         Netflix has recently released a new British drama about the reign of Queen Elizabeth II. Entitled The Crown the first season depicts her early years as monarch. Elizabeth came into power in the 1950’s after her father, King George, dropped dead suddenly of lung cancer, a condition he had managed to hide from his family and the nation he ruled. His secrecy allowed his daughters to enjoy his last months without worry. But his death came as a total shock to his children, particularly Elizabeth who was next in line to succeed him. A young woman in her 20’s, recently married and enjoying her two small children, Elizabeth must suddenly absorb not just the grief of her father premature passing, but the responsibility for ruling one of the most powerful empires on earth. One day she quite carefree touring colonies in Africa and the next day she is speeding home donning black mourning clothes and assuming the role of queen.  As monarch. She is thrust abruptly onto the world stage. She has to find her voice when she deals with the Prime Minister. She has to come up to speed on national politics and she has to navigate international affairs.  As you watch her mature into this role you see that a source of her emerging strength is her ability to recognize when she needs help. When she feels confused, she is not afraid to seek the advice of cabinet, or even call her uncle, a man who abdicated the throne but one of the few men on earth who understands the forces she is dealing with. In the end what helps her become a truly great monarch is that she is not afraid to ask for help. Often when she is surrounded by competing voices and it might be easy to lose her way, she finds new direction and fresh hope in the realization that she is not alone.

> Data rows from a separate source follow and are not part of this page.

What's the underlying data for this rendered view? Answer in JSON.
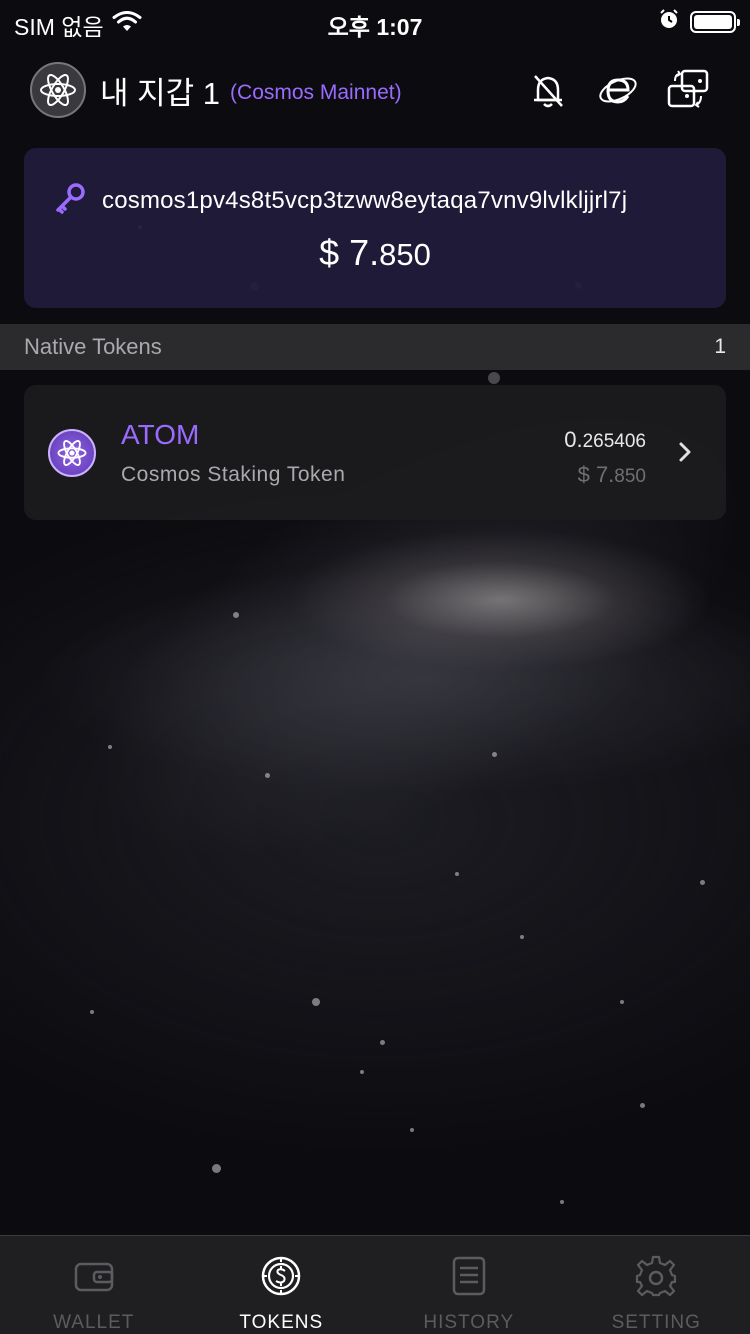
{
  "status_bar": {
    "carrier": "SIM 없음",
    "time": "오후 1:07"
  },
  "header": {
    "wallet_name": "내 지갑 1",
    "network": "(Cosmos Mainnet)"
  },
  "address_card": {
    "address": "cosmos1pv4s8t5vcp3tzww8eytaqa7vnv9lvlkljjrl7j",
    "total_value_int": "$ 7.",
    "total_value_dec": "850"
  },
  "section": {
    "title": "Native Tokens",
    "count": "1"
  },
  "tokens": [
    {
      "symbol": "ATOM",
      "name": "Cosmos Staking Token",
      "amount_int": "0.",
      "amount_dec": "265406",
      "value_int": "$ 7.",
      "value_dec": "850",
      "icon": "cosmos-atom-icon"
    }
  ],
  "tabs": [
    {
      "label": "WALLET",
      "icon": "wallet-icon",
      "active": false
    },
    {
      "label": "TOKENS",
      "icon": "coin-icon",
      "active": true
    },
    {
      "label": "HISTORY",
      "icon": "document-icon",
      "active": false
    },
    {
      "label": "SETTING",
      "icon": "gear-icon",
      "active": false
    }
  ],
  "colors": {
    "accent": "#9a6bff",
    "card": "#221c3c",
    "background": "#0c0c10"
  }
}
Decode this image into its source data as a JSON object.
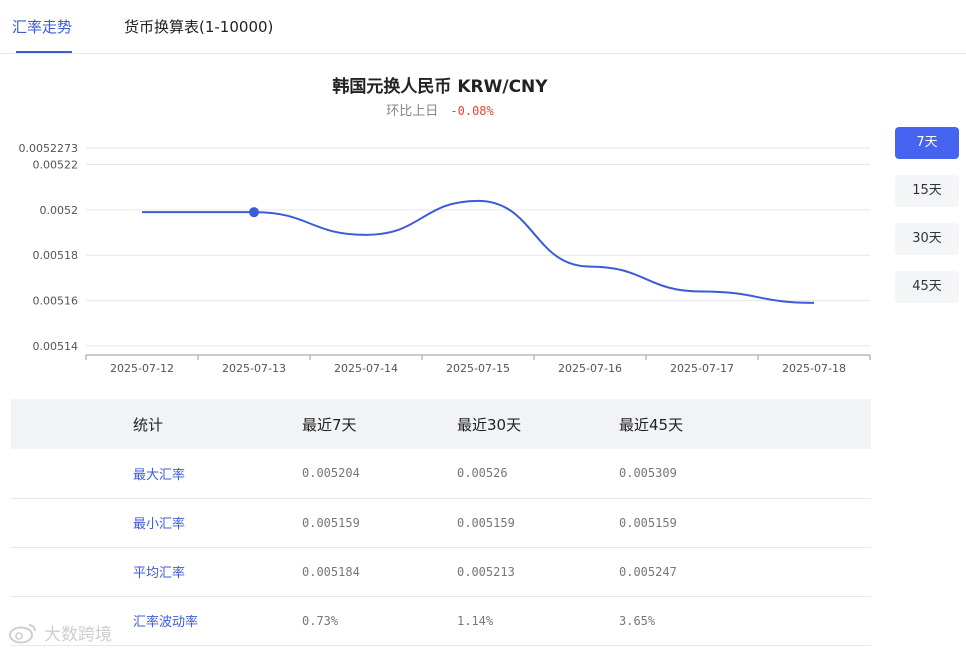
{
  "tabs": [
    {
      "label": "汇率走势",
      "active": true
    },
    {
      "label": "货币换算表(1-10000)",
      "active": false
    }
  ],
  "header": {
    "title": "韩国元换人民币   KRW/CNY",
    "change_label": "环比上日",
    "change_value": "-0.08%"
  },
  "range_buttons": [
    {
      "label": "7天",
      "active": true
    },
    {
      "label": "15天",
      "active": false
    },
    {
      "label": "30天",
      "active": false
    },
    {
      "label": "45天",
      "active": false
    }
  ],
  "chart_data": {
    "type": "line",
    "x": [
      "2025-07-12",
      "2025-07-13",
      "2025-07-14",
      "2025-07-15",
      "2025-07-16",
      "2025-07-17",
      "2025-07-18"
    ],
    "series": [
      {
        "values": [
          0.005199,
          0.005199,
          0.005189,
          0.005204,
          0.005175,
          0.005164,
          0.005159
        ]
      }
    ],
    "y_ticks": [
      "0.0052273",
      "0.00522",
      "0.0052",
      "0.00518",
      "0.00516",
      "0.00514"
    ],
    "ylim": [
      0.005136,
      0.0052273
    ],
    "highlight_index": 1,
    "line_color": "#3d5bd9",
    "grid": true
  },
  "stats": {
    "headers": [
      "统计",
      "最近7天",
      "最近30天",
      "最近45天"
    ],
    "rows": [
      [
        "最大汇率",
        "0.005204",
        "0.00526",
        "0.005309"
      ],
      [
        "最小汇率",
        "0.005159",
        "0.005159",
        "0.005159"
      ],
      [
        "平均汇率",
        "0.005184",
        "0.005213",
        "0.005247"
      ],
      [
        "汇率波动率",
        "0.73%",
        "1.14%",
        "3.65%"
      ]
    ]
  },
  "watermark": {
    "text": "大数跨境",
    "icon": "weibo-logo-icon"
  },
  "colors": {
    "accent": "#3d5bd9",
    "button_active": "#4464f1",
    "negative": "#e0453a"
  }
}
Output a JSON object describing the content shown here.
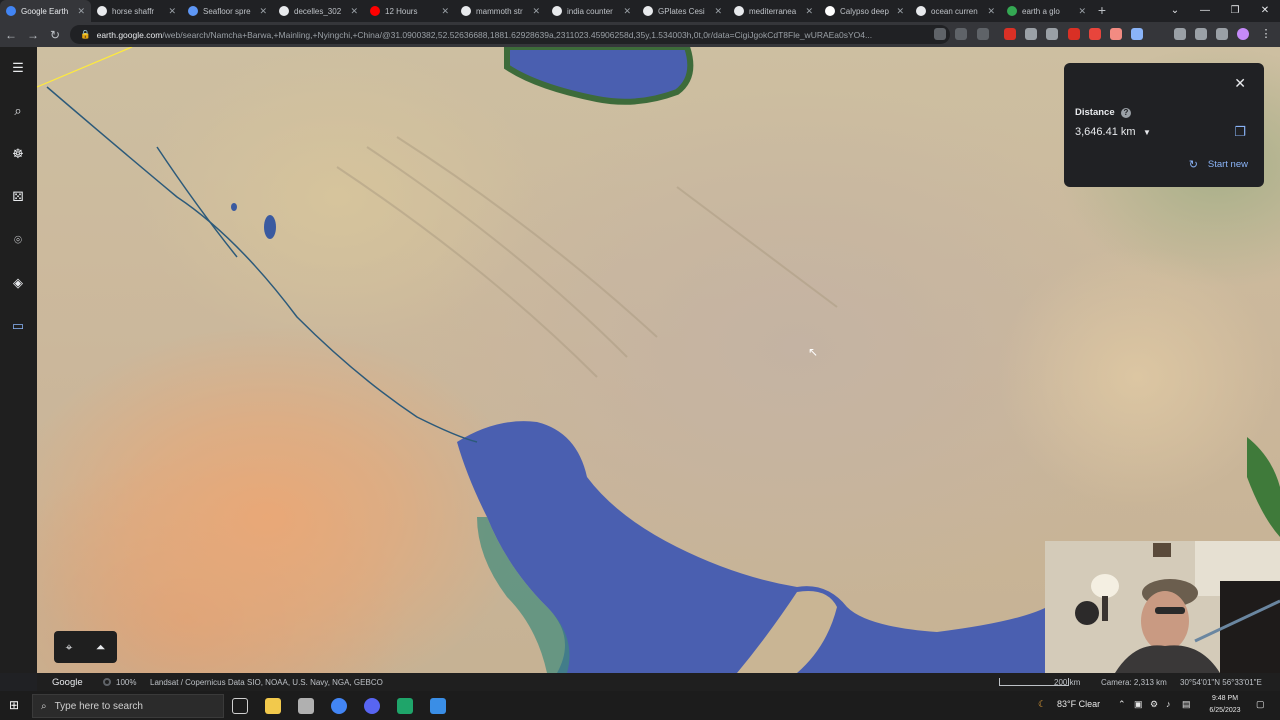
{
  "browser": {
    "tabs": [
      {
        "label": "Google Earth",
        "active": true,
        "favicon_color": "#4285f4"
      },
      {
        "label": "horse shaffr",
        "active": false,
        "favicon_color": "#e8eaed"
      },
      {
        "label": "Seafloor spre",
        "active": false,
        "favicon_color": "#5e97f6"
      },
      {
        "label": "decelles_302",
        "active": false,
        "favicon_color": "#e8eaed"
      },
      {
        "label": "12 Hours",
        "active": false,
        "favicon_color": "#ff0000"
      },
      {
        "label": "mammoth str",
        "active": false,
        "favicon_color": "#e8eaed"
      },
      {
        "label": "india counter",
        "active": false,
        "favicon_color": "#e8eaed"
      },
      {
        "label": "GPlates Cesi",
        "active": false,
        "favicon_color": "#e8eaed"
      },
      {
        "label": "mediterranea",
        "active": false,
        "favicon_color": "#e8eaed"
      },
      {
        "label": "Calypso deep",
        "active": false,
        "favicon_color": "#ffffff"
      },
      {
        "label": "ocean curren",
        "active": false,
        "favicon_color": "#e8eaed"
      },
      {
        "label": "earth a glo",
        "active": false,
        "favicon_color": "#34a853"
      }
    ],
    "url_domain": "earth.google.com",
    "url_path": "/web/search/Namcha+Barwa,+Mainling,+Nyingchi,+China/@31.0900382,52.52636688,1881.62928639a,2311023.45906258d,35y,1.534003h,0t,0r/data=CigiJgokCdT8Fle_wURAEa0sYO4..."
  },
  "sidebar": {
    "menu_icon": "menu-icon",
    "items": [
      "search-icon",
      "voyager-icon",
      "feeling-lucky-icon",
      "projects-icon",
      "map-style-icon",
      "measure-icon"
    ]
  },
  "measure_panel": {
    "label": "Distance",
    "value": "3,646.41 km",
    "start_new": "Start new",
    "help": "?"
  },
  "status_bar": {
    "logo": "Google",
    "progress": "100%",
    "attribution": "Landsat / Copernicus  Data SIO, NOAA, U.S. Navy, NGA, GEBCO",
    "scale": "200 km",
    "camera": "Camera: 2,313 km",
    "coordinates": "30°54'01\"N 56°33'01\"E"
  },
  "taskbar": {
    "search_placeholder": "Type here to search",
    "weather": "83°F  Clear",
    "time": "9:48 PM",
    "date": "6/25/2023"
  },
  "colors": {
    "sea": "#4a5fb0",
    "panel_bg": "#202124",
    "link": "#8ab4f8"
  }
}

         It is myth in our society that true we are supposed to make independent decisions or that anyone can find  hope in a vacuum. Hope is hard to hold when you rely on your own private perspective. We need one another to find hope.

Finally, hope comes from knowing that we are needed. Mary went from being a young woman with conventional plans to becoming the mother of the Son of God in a pretty short time. While she questioned the whole idea at first after her trip to Elizabeth Mary praised God with magnificent words- we have come to know as The Magnificat. “With all my heart I glorify the Lord. From the depths of my soul I rejoice in God my savoir. He as looked with favor on the low status of his servant. From now on all people will consider me highly favored. Suddenly Mary is embracing her new destiny and has broken into poetry and song. She gives her heart and soul to the creative possibilities of her new destiny. She recognized the hope in this new life mission by talking to Elizabeth, and also from something else. She rose to the occasion because God needed her.  Mary accepted the news because she had a mission, a high calling.

         Realizing that God needs you is a game changer. Author LR Knost  writes:

Do not be dismayed by the brokenness of the world.  All things break. And all things can be mended. Not with time, as they say, but with intention. So go. Love intentionally, extravagantly, unconditionally. The broken world awaits in darkness for the light that is You. You will bear the light of the world. We have put Mary on a pedestal. We have given her to the Roman Catholics and accepted that she is supposed to be revered. But Mary’s story is not supposed to separate her from us. It is supposed to remind us that God needs each one of us – to bear the light of Christ.

         It is a whole lot easier to keep Mary at arms distance than see in her the message that God needs us. God wants us to bring Christ’s light, or let it shine through our work, or ur ideas, or our vision. It is a whole lot easier to pray to Mary or build cathedrals named for her, or just ignore her than it is to ponder her story in our hearts. Imagine what might change in your life . Imagine how things could change is churches started to pray about how God could use us to light up the darkness we see.  Imagine what a new story we all could write this Christmas if we really believe that Jesus is coming through us? Just imagine….

Posted: Sunday December 11, 2016